Johnson & Johnson's (JNJ 0.66%) business is spread across three different worlds: pharmaceuticals, medical devices, and consumer products. Although arguably best known for its Band-Aid brand of bandages and its Tylenol pain reliever, consumer health represents the smallest component of the company, generating just $15 billion of its total $95 billion in annual sales. 

Pharmaceuticals is the big moneymaker, accounting for 55% of revenue. Therapies like Stelara and Darzalex -- treatments of plaque psoriasis and multiple myeloma, respectively -- together bring in more than all of its consumer health products. The latter is also rapidly growing, with sales jumping 32% last year.

Over the past decade, J&J's revenue has slowly but steadily climbed (stressing the slowly here), with annual sales rising 33% over that time, yet its stock has more than doubled. Generic drugs, competition, even lawsuits are always a risk for a company like J&J, but it is a long-term consistent grower, including its dividend.

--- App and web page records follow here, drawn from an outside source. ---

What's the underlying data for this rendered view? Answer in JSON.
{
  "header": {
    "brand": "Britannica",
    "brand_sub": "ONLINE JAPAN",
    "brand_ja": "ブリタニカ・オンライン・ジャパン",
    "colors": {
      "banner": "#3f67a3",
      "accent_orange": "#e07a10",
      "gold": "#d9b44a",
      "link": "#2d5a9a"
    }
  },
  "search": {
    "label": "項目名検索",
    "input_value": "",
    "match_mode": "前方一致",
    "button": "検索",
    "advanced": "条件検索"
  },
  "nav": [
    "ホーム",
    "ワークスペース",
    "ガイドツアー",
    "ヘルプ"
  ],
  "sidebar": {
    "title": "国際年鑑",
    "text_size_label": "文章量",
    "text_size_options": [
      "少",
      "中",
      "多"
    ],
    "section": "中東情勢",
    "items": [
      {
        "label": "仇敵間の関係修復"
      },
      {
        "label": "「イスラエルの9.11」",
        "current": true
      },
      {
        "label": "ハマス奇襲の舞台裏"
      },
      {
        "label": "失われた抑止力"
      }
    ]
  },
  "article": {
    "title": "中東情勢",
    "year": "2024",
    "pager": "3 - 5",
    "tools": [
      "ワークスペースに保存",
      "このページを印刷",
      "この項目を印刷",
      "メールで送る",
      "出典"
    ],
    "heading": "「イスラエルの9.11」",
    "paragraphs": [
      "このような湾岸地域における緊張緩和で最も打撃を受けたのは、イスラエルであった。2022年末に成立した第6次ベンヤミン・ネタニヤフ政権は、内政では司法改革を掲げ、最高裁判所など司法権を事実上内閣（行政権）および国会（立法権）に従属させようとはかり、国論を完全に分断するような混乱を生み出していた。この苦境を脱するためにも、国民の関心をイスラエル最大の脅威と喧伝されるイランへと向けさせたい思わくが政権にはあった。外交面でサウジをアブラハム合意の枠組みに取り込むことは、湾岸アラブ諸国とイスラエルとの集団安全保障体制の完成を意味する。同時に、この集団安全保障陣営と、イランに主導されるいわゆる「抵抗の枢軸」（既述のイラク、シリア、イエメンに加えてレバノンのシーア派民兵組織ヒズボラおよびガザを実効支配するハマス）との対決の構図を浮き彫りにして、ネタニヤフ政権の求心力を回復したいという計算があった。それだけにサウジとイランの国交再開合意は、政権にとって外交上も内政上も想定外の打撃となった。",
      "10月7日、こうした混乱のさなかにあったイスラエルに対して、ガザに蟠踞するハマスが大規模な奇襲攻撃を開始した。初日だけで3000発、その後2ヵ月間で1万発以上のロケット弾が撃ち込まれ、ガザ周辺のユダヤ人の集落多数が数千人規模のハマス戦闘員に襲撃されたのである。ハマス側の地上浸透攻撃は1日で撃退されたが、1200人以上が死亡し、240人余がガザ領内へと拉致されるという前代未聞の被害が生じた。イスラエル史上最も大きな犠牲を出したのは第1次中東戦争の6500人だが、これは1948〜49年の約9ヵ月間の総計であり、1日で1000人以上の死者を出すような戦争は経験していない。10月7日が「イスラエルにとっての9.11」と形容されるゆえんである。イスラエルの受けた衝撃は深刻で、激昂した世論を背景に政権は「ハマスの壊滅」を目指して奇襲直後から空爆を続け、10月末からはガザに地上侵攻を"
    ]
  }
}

Johnson & Johnson has paid a cash dividend to shareholders every year since 1944 and has increased the shareholder payout for 60 consecutive years. It currently yields 2.8% annually.